» Website and app data records:
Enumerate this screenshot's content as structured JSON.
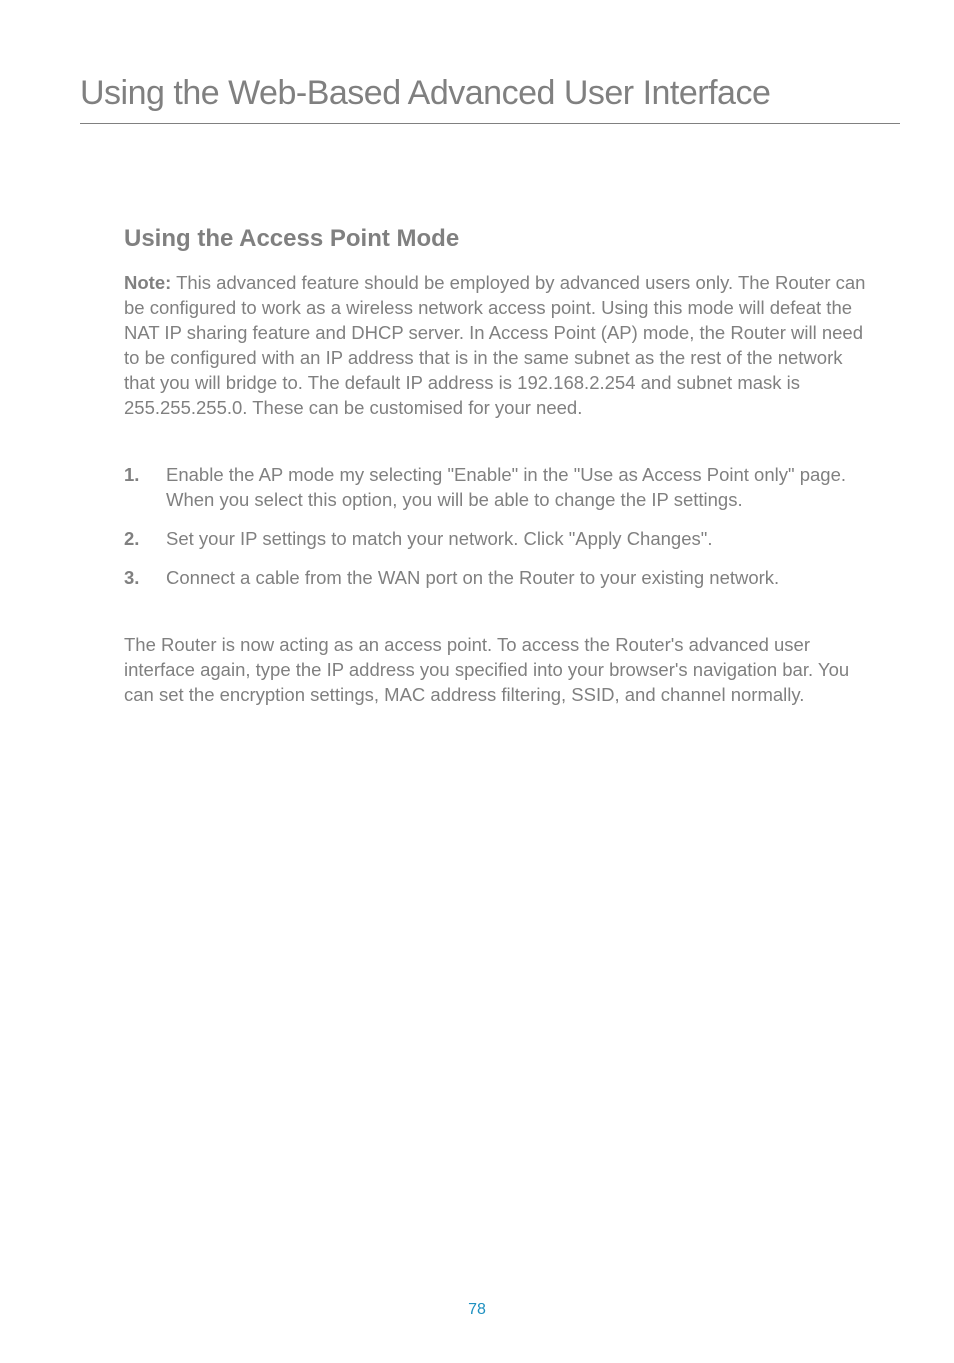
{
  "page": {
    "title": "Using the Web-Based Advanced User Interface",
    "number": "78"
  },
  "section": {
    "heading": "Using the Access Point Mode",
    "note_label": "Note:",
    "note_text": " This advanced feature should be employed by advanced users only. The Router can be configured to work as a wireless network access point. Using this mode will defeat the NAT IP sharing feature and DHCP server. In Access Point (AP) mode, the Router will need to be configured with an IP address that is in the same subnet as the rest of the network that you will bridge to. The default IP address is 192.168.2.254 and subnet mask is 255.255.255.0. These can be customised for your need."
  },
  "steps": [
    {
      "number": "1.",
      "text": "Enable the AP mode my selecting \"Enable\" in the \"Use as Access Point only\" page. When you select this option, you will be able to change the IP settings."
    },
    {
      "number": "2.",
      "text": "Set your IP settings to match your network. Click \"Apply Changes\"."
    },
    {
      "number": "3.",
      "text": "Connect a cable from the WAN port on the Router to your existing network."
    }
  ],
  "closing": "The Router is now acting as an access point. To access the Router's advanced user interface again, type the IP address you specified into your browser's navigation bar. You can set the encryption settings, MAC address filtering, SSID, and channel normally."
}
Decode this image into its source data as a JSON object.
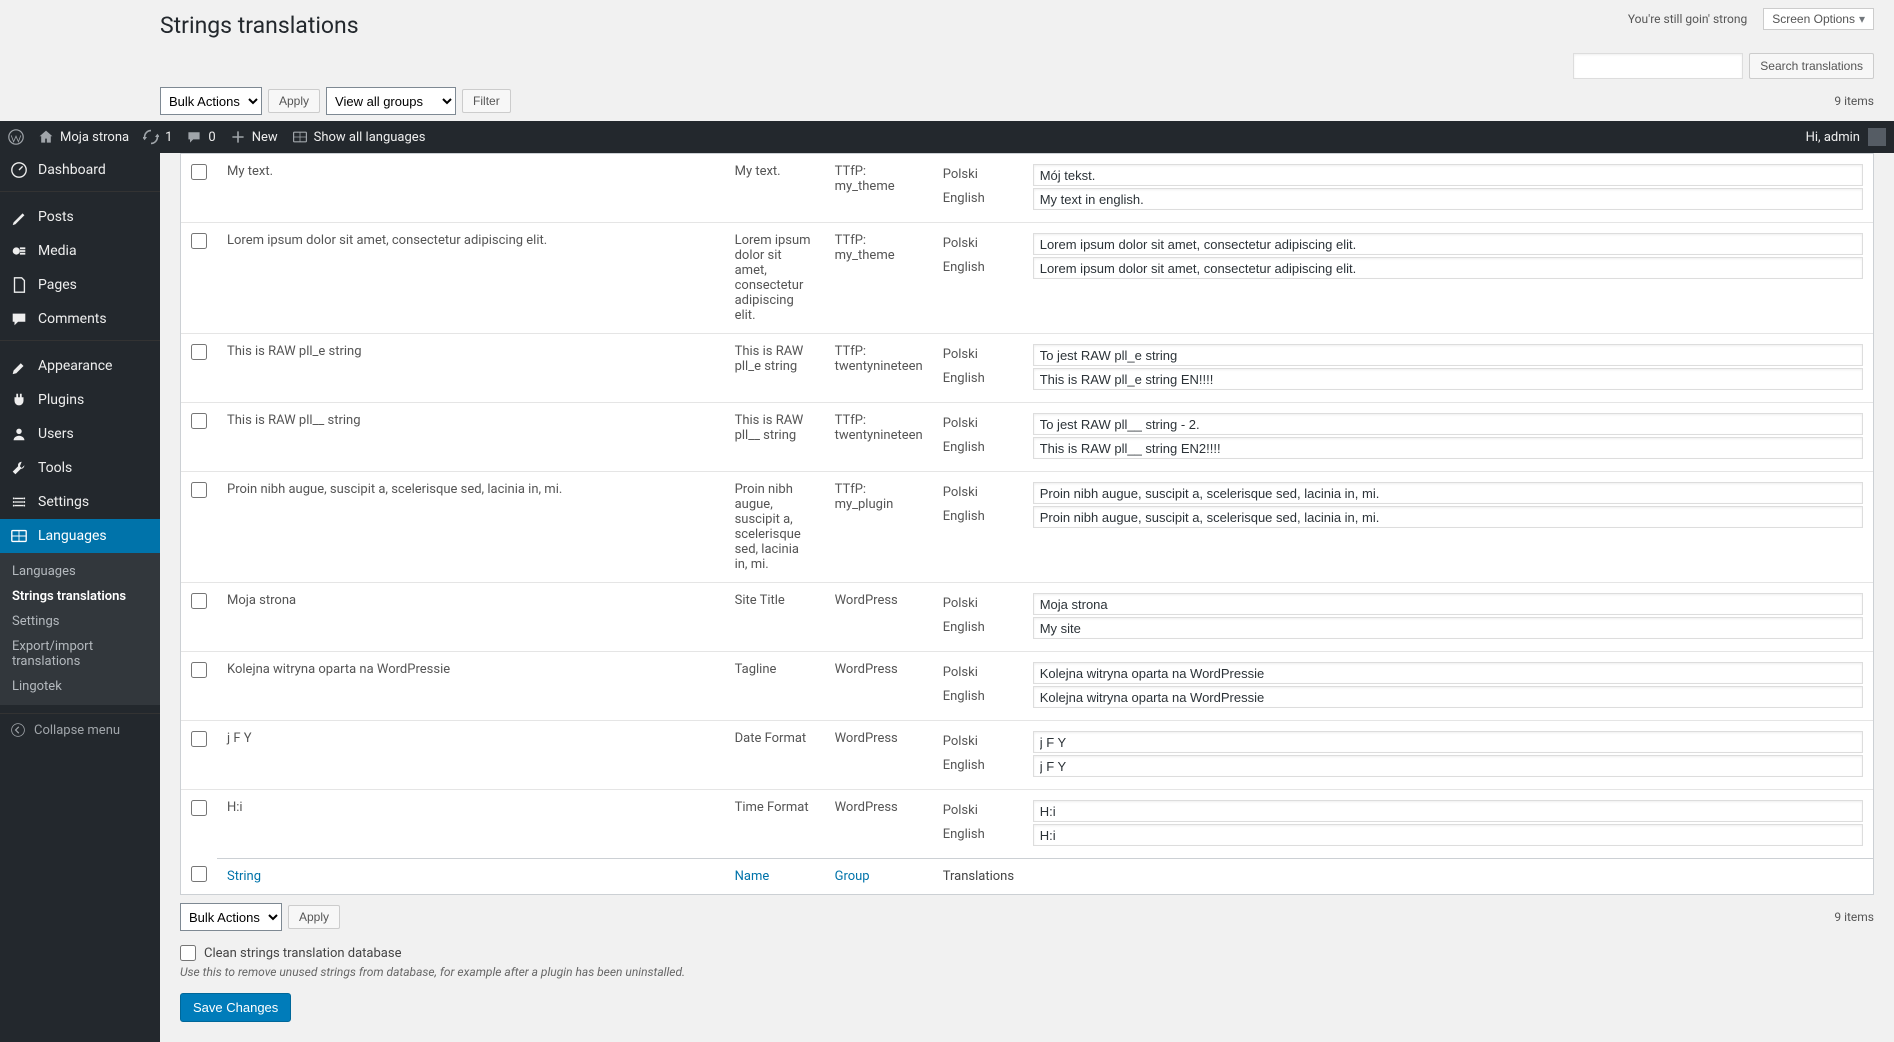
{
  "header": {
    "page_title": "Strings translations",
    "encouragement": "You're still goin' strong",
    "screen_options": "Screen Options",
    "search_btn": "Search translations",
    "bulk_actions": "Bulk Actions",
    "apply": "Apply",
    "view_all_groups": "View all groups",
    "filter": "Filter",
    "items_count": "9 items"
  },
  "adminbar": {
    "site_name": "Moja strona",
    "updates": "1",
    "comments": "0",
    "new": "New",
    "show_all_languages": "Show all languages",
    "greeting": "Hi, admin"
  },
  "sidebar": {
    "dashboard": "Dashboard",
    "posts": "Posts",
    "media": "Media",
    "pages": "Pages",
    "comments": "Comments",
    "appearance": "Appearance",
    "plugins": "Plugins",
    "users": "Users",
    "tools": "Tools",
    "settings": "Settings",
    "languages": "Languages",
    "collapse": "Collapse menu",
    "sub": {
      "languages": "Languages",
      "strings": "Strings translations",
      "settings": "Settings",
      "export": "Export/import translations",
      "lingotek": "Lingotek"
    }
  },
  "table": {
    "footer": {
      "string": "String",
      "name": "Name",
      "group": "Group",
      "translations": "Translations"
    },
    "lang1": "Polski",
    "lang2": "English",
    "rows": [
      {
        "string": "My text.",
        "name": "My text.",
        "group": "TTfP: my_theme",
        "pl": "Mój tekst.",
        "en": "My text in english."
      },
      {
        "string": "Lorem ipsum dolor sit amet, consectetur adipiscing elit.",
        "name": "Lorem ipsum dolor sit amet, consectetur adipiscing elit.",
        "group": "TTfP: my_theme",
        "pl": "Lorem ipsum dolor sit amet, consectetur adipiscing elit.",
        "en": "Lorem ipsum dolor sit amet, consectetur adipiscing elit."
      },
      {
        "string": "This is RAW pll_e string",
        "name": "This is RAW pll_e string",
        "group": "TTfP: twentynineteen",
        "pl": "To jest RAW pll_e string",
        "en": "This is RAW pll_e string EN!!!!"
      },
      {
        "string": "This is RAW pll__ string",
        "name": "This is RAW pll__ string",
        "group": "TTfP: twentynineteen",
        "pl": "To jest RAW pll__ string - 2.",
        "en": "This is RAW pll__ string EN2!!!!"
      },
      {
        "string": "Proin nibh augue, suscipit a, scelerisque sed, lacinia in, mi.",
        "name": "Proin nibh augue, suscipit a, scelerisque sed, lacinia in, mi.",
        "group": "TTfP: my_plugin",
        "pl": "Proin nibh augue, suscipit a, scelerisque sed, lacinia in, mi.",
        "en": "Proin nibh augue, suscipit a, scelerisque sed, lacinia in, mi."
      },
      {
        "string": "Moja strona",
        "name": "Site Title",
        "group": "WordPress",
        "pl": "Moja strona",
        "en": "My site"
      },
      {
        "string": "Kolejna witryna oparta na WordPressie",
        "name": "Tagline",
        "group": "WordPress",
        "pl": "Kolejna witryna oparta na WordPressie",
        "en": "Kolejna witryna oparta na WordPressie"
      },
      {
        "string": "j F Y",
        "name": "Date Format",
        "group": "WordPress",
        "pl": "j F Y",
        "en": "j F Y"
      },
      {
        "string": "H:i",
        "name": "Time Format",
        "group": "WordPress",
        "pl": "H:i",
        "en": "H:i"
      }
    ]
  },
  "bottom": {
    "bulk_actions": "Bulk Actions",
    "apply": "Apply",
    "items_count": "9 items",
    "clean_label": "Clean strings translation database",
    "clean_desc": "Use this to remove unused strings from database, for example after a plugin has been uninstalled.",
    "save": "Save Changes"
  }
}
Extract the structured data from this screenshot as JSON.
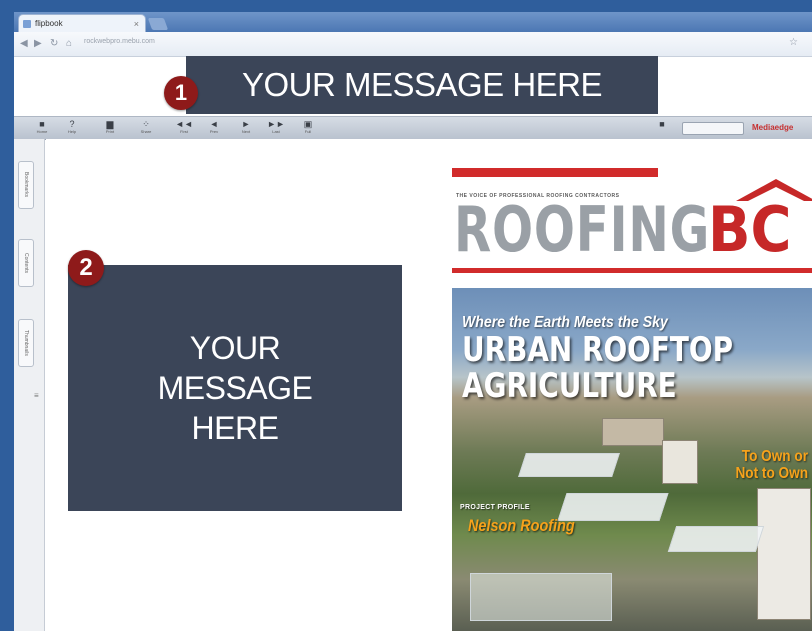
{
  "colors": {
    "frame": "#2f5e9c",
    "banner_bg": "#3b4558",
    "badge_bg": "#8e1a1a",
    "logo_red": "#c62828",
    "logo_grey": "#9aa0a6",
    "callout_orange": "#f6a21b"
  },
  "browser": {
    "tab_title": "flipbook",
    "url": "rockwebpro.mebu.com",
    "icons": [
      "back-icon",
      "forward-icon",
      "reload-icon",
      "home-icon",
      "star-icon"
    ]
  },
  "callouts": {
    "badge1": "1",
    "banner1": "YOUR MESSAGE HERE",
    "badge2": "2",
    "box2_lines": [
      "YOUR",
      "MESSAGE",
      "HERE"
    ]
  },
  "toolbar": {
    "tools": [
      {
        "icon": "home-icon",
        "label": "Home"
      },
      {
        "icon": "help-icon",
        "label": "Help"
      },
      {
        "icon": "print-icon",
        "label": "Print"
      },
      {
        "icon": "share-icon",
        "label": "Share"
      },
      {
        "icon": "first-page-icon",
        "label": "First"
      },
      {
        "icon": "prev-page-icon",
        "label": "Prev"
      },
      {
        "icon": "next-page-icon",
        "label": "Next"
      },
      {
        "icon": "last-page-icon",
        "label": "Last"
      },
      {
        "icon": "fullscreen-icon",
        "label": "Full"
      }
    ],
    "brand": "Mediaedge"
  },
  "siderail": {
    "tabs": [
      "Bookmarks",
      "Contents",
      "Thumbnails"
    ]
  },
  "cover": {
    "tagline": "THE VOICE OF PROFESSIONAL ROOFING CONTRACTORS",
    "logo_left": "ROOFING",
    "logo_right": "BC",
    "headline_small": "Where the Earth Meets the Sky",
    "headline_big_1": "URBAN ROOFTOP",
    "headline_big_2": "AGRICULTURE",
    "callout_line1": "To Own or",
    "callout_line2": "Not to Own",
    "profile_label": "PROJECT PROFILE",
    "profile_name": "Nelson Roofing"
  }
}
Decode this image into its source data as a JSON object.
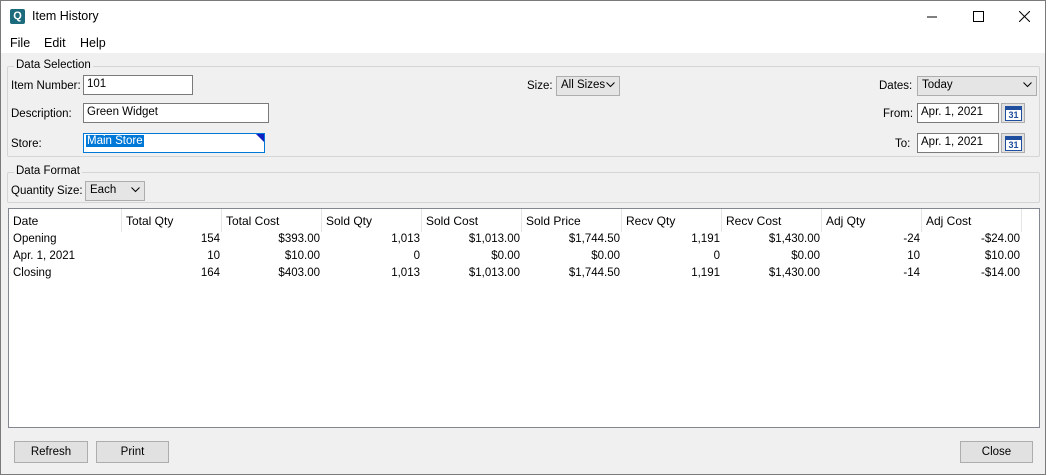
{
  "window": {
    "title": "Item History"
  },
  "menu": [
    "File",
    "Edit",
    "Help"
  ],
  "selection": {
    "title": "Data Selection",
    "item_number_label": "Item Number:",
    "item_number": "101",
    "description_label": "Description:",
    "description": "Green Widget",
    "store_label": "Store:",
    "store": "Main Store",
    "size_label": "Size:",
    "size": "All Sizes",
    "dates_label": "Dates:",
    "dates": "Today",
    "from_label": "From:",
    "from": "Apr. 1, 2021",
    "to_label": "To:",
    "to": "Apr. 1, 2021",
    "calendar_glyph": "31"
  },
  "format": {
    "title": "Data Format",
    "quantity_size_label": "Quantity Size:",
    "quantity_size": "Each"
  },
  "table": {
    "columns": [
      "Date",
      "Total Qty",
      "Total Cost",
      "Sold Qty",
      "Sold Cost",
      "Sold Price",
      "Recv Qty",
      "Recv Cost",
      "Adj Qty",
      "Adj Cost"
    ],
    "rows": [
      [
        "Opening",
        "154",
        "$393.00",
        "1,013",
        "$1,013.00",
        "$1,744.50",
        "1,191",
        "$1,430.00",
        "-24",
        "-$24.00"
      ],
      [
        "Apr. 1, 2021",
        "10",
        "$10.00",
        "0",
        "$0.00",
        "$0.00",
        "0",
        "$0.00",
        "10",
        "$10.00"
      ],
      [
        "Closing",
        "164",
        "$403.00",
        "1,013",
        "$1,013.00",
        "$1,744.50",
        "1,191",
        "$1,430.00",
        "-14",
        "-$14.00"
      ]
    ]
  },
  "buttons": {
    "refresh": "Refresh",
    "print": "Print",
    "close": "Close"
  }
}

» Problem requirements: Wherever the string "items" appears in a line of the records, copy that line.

» Result of the task:
    "items_count": "9 items"
    "items_count": "9 items",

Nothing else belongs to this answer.